In March 1891, Parkes toasted the opening of a Federal Convention in Sydney. During his toast, he spoke about it being time for the people of Australia to come together as a great nation.

We who see that the time has come for Australia to form a great nation simply say that the time has come for union… We say that the time has come when there should be… agreement between these great colonies… We seek to break down the barriers which have hitherto divided us… I ask you then, with unreserved feeling, with true hearts, earnestly engaged in this great work to drink this toast: One people. One destiny.

The Henry Parkes Foundation,

Biography: Sir Edmund Barton (1848-1920)

Photograph of Sir Edmund Barton

Sir Edmund Barton, National Archives of Australia, A5954:1299/2 PHOTO PL 375/1.

Edmund Barton was born and raised in Sydney. He was a good student in secondary school and university. By the age of 30, he was a lawyer and a member of Parliament.

Like many other people born in Australia, he was keen on the plan to form an Australian nation. He became the leader of the Federation movement in New South Wales, travelling the colony to give speeches and organise supporters. On this issue, he had found his calling.

Barton was the dominant figure of the 1897–98 Australasian Federal Conventions. He was in charge of getting the words in the Constitution right. After each day’s debate, he worked through the night while the other delegates slept.

He became so admired and trusted that the leading politicians in the other colonies wanted him to be the first Prime Minister. He was Prime Minister from 1901 to 1903. He then retired and became a judge on the new High Court.

On the eve of the vote to decide whether or not the Australian colonies should federate, Edmund Barton wrote an open letter to the local newspaper. He did not speak as a political leader, but rather as an ordinary citizen, about the nation’s future happiness and that of its people being dependent upon voting in favour of Federation.

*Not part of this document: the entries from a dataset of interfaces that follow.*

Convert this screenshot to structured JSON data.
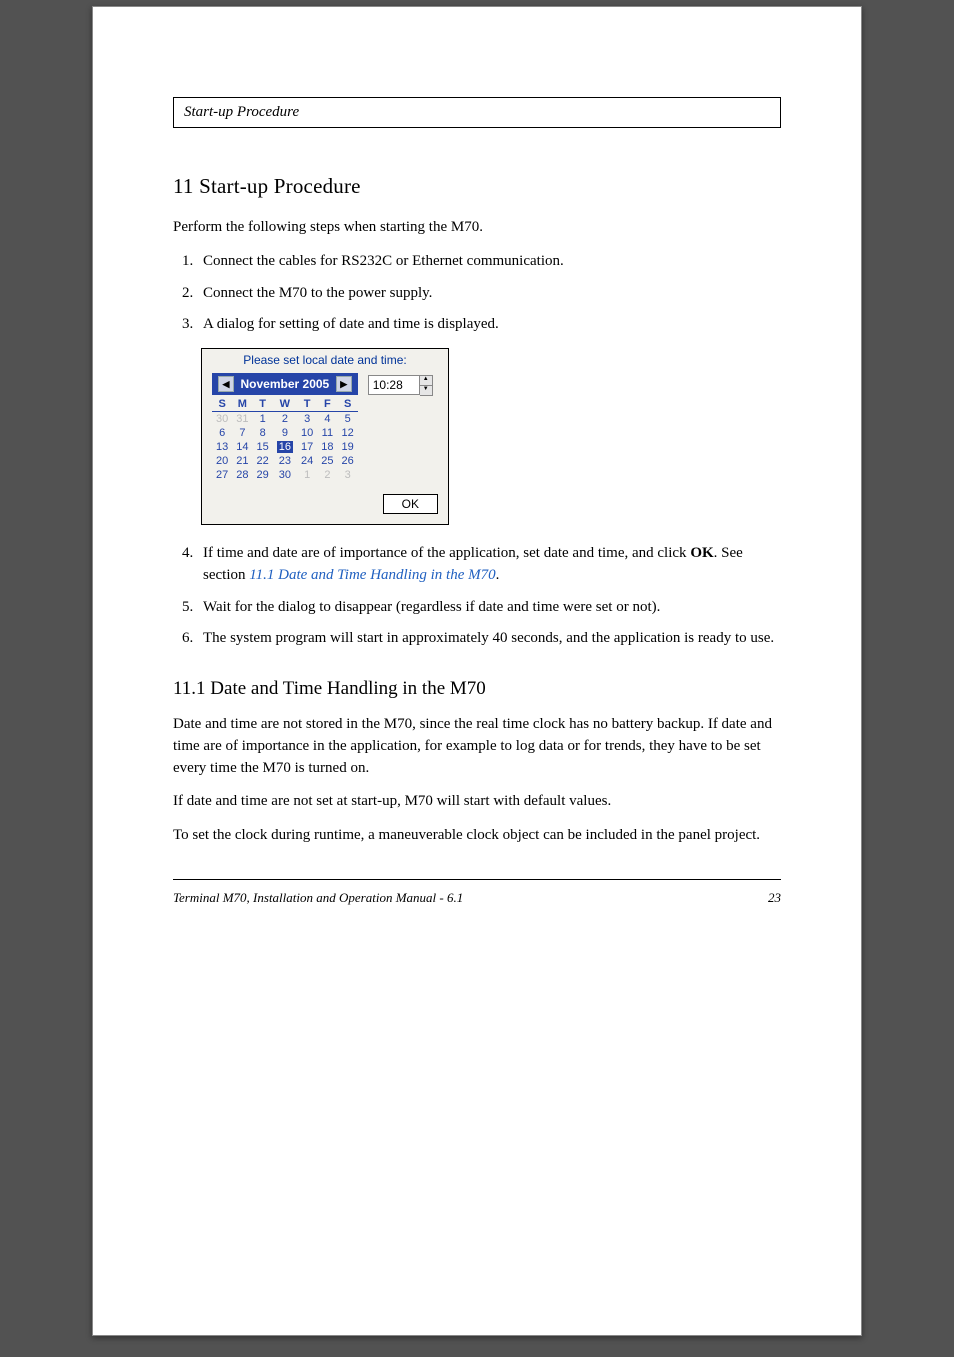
{
  "header": {
    "title": "Start-up Procedure"
  },
  "section11": {
    "title": "11  Start-up Procedure",
    "intro": "Perform the following steps when starting the M70.",
    "steps123": [
      "Connect the cables for RS232C or Ethernet communication.",
      "Connect the M70 to the power supply.",
      "A dialog for setting of date and time is displayed."
    ],
    "step4_pre": "If time and date are of importance of the application, set date and time, and click ",
    "step4_bold": "OK",
    "step4_post": ". See section  ",
    "step4_link": "11.1 Date and Time Handling in the M70",
    "step4_end": ".",
    "step5": "Wait for the dialog to disappear (regardless if date and time were set or not).",
    "step6": "The system program will start in approximately 40 seconds, and the application is ready to use."
  },
  "dialog": {
    "title": "Please set local date and time:",
    "month_label": "November 2005",
    "weekdays": [
      "S",
      "M",
      "T",
      "W",
      "T",
      "F",
      "S"
    ],
    "weeks": [
      [
        {
          "d": "30",
          "dim": true
        },
        {
          "d": "31",
          "dim": true
        },
        {
          "d": "1"
        },
        {
          "d": "2"
        },
        {
          "d": "3"
        },
        {
          "d": "4"
        },
        {
          "d": "5"
        }
      ],
      [
        {
          "d": "6"
        },
        {
          "d": "7"
        },
        {
          "d": "8"
        },
        {
          "d": "9"
        },
        {
          "d": "10"
        },
        {
          "d": "11"
        },
        {
          "d": "12"
        }
      ],
      [
        {
          "d": "13"
        },
        {
          "d": "14"
        },
        {
          "d": "15"
        },
        {
          "d": "16",
          "sel": true
        },
        {
          "d": "17"
        },
        {
          "d": "18"
        },
        {
          "d": "19"
        }
      ],
      [
        {
          "d": "20"
        },
        {
          "d": "21"
        },
        {
          "d": "22"
        },
        {
          "d": "23"
        },
        {
          "d": "24"
        },
        {
          "d": "25"
        },
        {
          "d": "26"
        }
      ],
      [
        {
          "d": "27"
        },
        {
          "d": "28"
        },
        {
          "d": "29"
        },
        {
          "d": "30"
        },
        {
          "d": "1",
          "dim": true
        },
        {
          "d": "2",
          "dim": true
        },
        {
          "d": "3",
          "dim": true
        }
      ]
    ],
    "time_value": "10:28",
    "ok_label": "OK"
  },
  "section11_1": {
    "title": "11.1 Date and Time Handling in the M70",
    "p1": "Date and time are not stored in the M70, since the real time clock has no battery backup. If date and time are of importance in the application, for example to log data or for trends, they have to be set every time the M70 is turned on.",
    "p2": "If date and time are not set at start-up, M70 will start with default values.",
    "p3": "To set the clock during runtime, a maneuverable clock object can be included in the panel project."
  },
  "footer": {
    "left": "Terminal M70, Installation and Operation Manual - 6.1",
    "right": "23"
  }
}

One word, I may, however, add as your fellow elector. New South Wales is my native colony—it is my home… It is the birth-place of my children… In voting for the Bill, I am committing myself, and the happiness of my children, to the Australian future. You do no less, but you do no more.

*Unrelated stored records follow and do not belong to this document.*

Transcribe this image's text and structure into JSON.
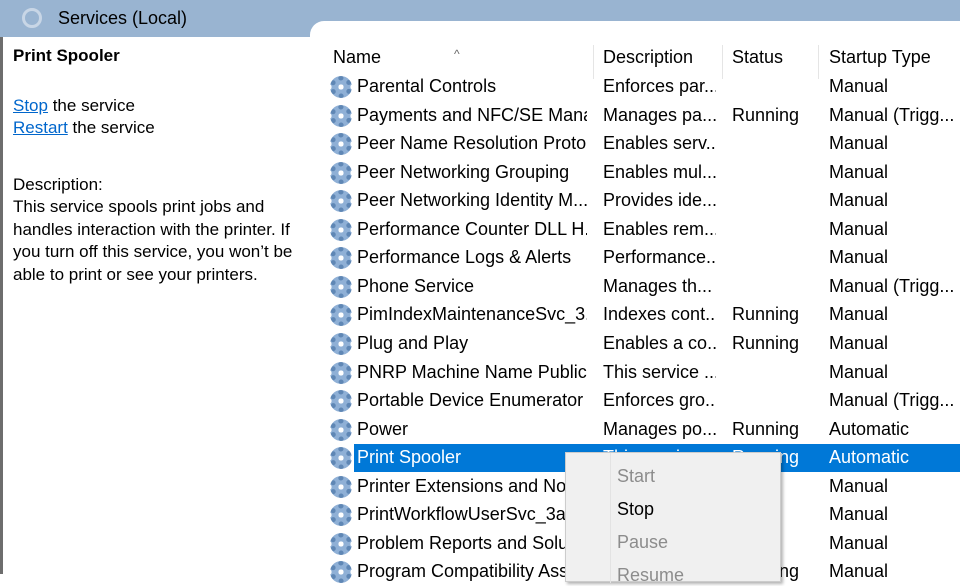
{
  "window": {
    "title": "Services (Local)"
  },
  "left": {
    "service_name": "Print Spooler",
    "stop_link": "Stop",
    "stop_suffix": " the service",
    "restart_link": "Restart",
    "restart_suffix": " the service",
    "description_label": "Description:",
    "description": "This service spools print jobs and handles interaction with the printer. If you turn off this service, you won’t be able to print or see your printers."
  },
  "columns": [
    "Name",
    "Description",
    "Status",
    "Startup Type"
  ],
  "rows": [
    {
      "name": "Parental Controls",
      "description": "Enforces par...",
      "status": "",
      "startup": "Manual"
    },
    {
      "name": "Payments and NFC/SE Mana...",
      "description": "Manages pa...",
      "status": "Running",
      "startup": "Manual (Trigg..."
    },
    {
      "name": "Peer Name Resolution Proto...",
      "description": "Enables serv...",
      "status": "",
      "startup": "Manual"
    },
    {
      "name": "Peer Networking Grouping",
      "description": "Enables mul...",
      "status": "",
      "startup": "Manual"
    },
    {
      "name": "Peer Networking Identity M...",
      "description": "Provides ide...",
      "status": "",
      "startup": "Manual"
    },
    {
      "name": "Performance Counter DLL H...",
      "description": "Enables rem...",
      "status": "",
      "startup": "Manual"
    },
    {
      "name": "Performance Logs & Alerts",
      "description": "Performance...",
      "status": "",
      "startup": "Manual"
    },
    {
      "name": "Phone Service",
      "description": "Manages th...",
      "status": "",
      "startup": "Manual (Trigg..."
    },
    {
      "name": "PimIndexMaintenanceSvc_3...",
      "description": "Indexes cont...",
      "status": "Running",
      "startup": "Manual"
    },
    {
      "name": "Plug and Play",
      "description": "Enables a co...",
      "status": "Running",
      "startup": "Manual"
    },
    {
      "name": "PNRP Machine Name Public...",
      "description": "This service ...",
      "status": "",
      "startup": "Manual"
    },
    {
      "name": "Portable Device Enumerator ...",
      "description": "Enforces gro...",
      "status": "",
      "startup": "Manual (Trigg..."
    },
    {
      "name": "Power",
      "description": "Manages po...",
      "status": "Running",
      "startup": "Automatic"
    },
    {
      "name": "Print Spooler",
      "description": "This service ...",
      "status": "Running",
      "startup": "Automatic"
    },
    {
      "name": "Printer Extensions and Noti...",
      "description": "",
      "status": "",
      "startup": "Manual"
    },
    {
      "name": "PrintWorkflowUserSvc_3a8...",
      "description": "",
      "status": "",
      "startup": "Manual"
    },
    {
      "name": "Problem Reports and Soluti...",
      "description": "",
      "status": "",
      "startup": "Manual"
    },
    {
      "name": "Program Compatibility Assi...",
      "description": "",
      "status": "Running",
      "startup": "Manual"
    }
  ],
  "context_menu": [
    {
      "label": "Start",
      "enabled": false
    },
    {
      "label": "Stop",
      "enabled": true
    },
    {
      "label": "Pause",
      "enabled": false
    },
    {
      "label": "Resume",
      "enabled": false
    }
  ],
  "colors": {
    "header": "#99b4d1",
    "selection": "#0078d7",
    "link": "#0066cc"
  }
}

Maitland Daily Mercury, June 1898.

Biography: George Reid (1845-1918)

Photograph of George Reid

Portrait of the Right Hon. GH Reid, National Library of Australia, nla.pic-an23302767.

George Reid came to Australia from Scotland with his family in 1852. He worked as a public servant, studied law and then entered Parliament. He was smart and spoke in a slangy way, which made him very popular.

Reid believed in free trade. He felt that tariffs on goods traded between colonies should be removed. He criticised the leader of the Free Trade Party, Henry Parkes, for supporting taxes on imported goods. When Parkes brought back a draft Constitution from the 1891 Convention, Reid attacked it. He said it was a danger to New South Wales and undemocratic. When he became Premier in 1894, he supported a fresh approach to Federation, with the people electing delegates to the Convention. He was still unhappy with the Constitution it produced, but said he would vote for it. Barton and the other federalists mistrusted him for this Yes–No approach.

Reid led the Free Trade Party at the first federal elections, and came close to beating Barton and the protectionists, who wanted to put tariffs on imported goods from overseas. He was Prime Minister briefly in 1904–5, and became Australia’s first High Commissioner in London.

Reid typically joked about his reputation of being Yes–No on the issue of Federation.

That is a baseless lie; the exact opposite of the truth…I was no–yes.

RR Garran, ‘Memories of Federation’, Listener, 17 May 1951.